And I’ll never forget how this concluded here. They sent me a text message again and they threatened that they were going to take this photo and now they were going to post it on social media and tag everyone that I know can up their game.
They were like, I guess maybe reveling in their victory. They asked me if it was worth the humiliation, if I was finally going to pay up. Staring at this picture, I told them, I said, If you want to send this photo out to anyone and everyone around, I’m totally fine with that.
And now this is going to sound vain and superficial. But I looked at my wife and she’s she’s like, why are you okay with them sending this out? And I said because it’s actually kind of a flattering photo. Now, I don’t know if it was the lighting or the angle or just pure dumb luck, but I was finally able to accept the one that good selfie I’ve ever taken at least. And I don’t remember it. I hope it’s the only one.
MATT: Now, that sounds funny, but they were kind of it put them off. They’re like, what? Really? Like? Yeah, go ahead. You know.
Humiliation and embarrassment. It will likely happen to each and every one of us at some point. And, you know, I had to accept that I would have to eat a lot of crow. You know, in the end, looking back, like I probably didn’t have to call my general manager or the HR lady or tell my whole family because it didn’t end up being as bad as I as I thought it was going to be. Right. But I think I intervened, You know, I kind of prevented a lot of that by simply just embracing it and confronting it. In my own way, but that’s what I did. And I feel like that’s what we have to do.

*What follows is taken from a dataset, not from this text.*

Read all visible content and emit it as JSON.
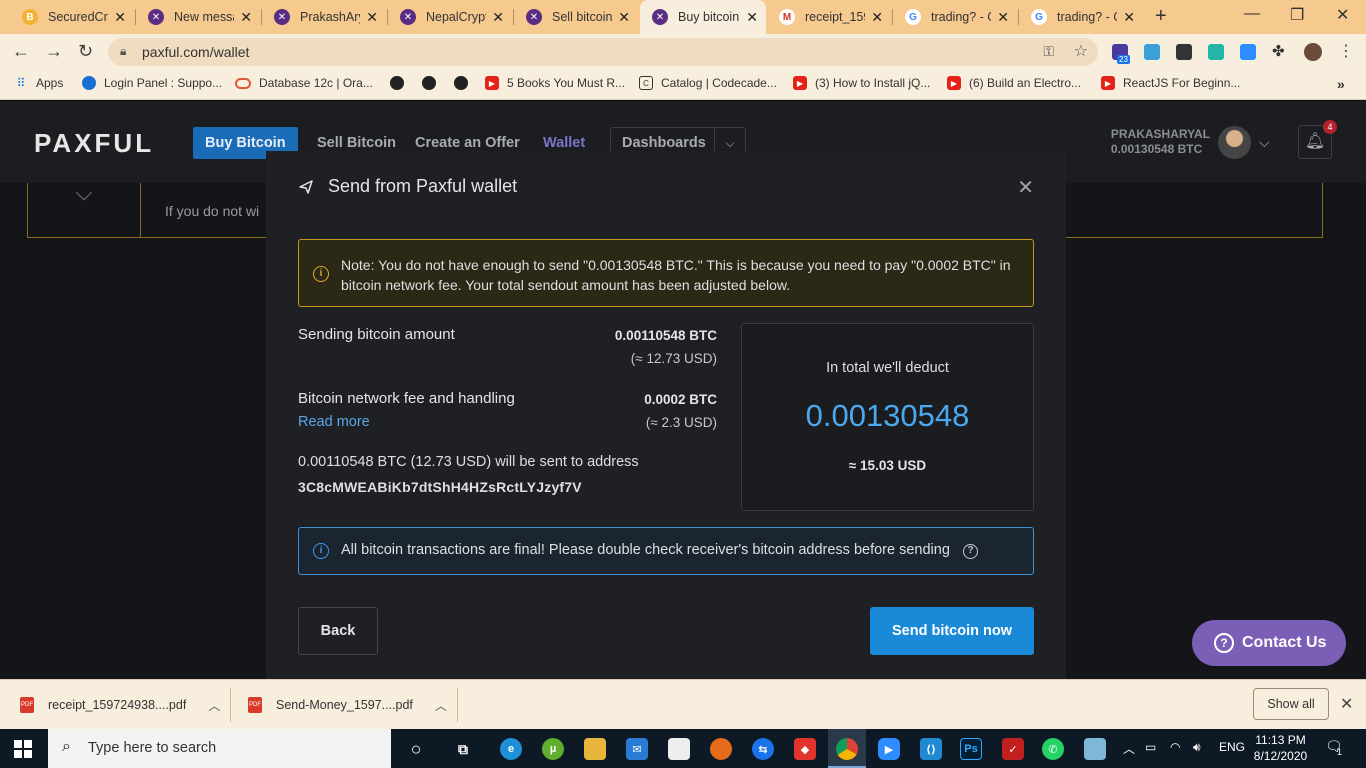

You know, we feel embarrassed. We feel humiliated. But on the other side of it, I realized how insignificant it all really was in the grand scheme of things, you know? We’re all going to have to deal with bad publicity, costly mistakes, bad calls, regrets, pure flukes of bad luck, none of which we can control. But we can survive it and how we get through these crucibles in life. We’ll define us as people, as leaders and as successful entrepreneurs.
So we have for you these five. Steps, this checklist for handling public humiliation and a crisis like this, because this these are the five things that I learned from this experience, aside from the obvious, which is don’t take photos like that one.
MATT: Accept the situation as soon as possible so you can work towards a solution without delay to be transparent and authentic to yourself.
Honesty leads to acceptance, forgiveness and repair. Three Be comprehensive and prepared. You know, a piecemeal approach. It’s only going to make the symptoms and the cause of the issue worse. Number four, determine if it’s even worth it to respond. This is good for social media.
You know, sometimes we get punched in the gut and our impulse is to respond immediately. Well, we don’t think it through. You know, I’ve made this mistake before, too. I think we all have with text messages to, you know, social media comments and posts. And number five, you want to review, edit and pause before you post. All right.
Don’t just throw out your long term strategy by being too reactive. So we want to help you with our five step checklist. To manage bad publicity, you can get this PDF. It is free to download. The link is in the show notes. Thanks so much for joining us here today on Midwest Mindset. I hope you don’t look at me differently from this point forward, but honestly, if you do, that’s okay. All right. I have to embrace my failures, just like we all do. Thanks so much for joining us, and we’ll see you on the next episode.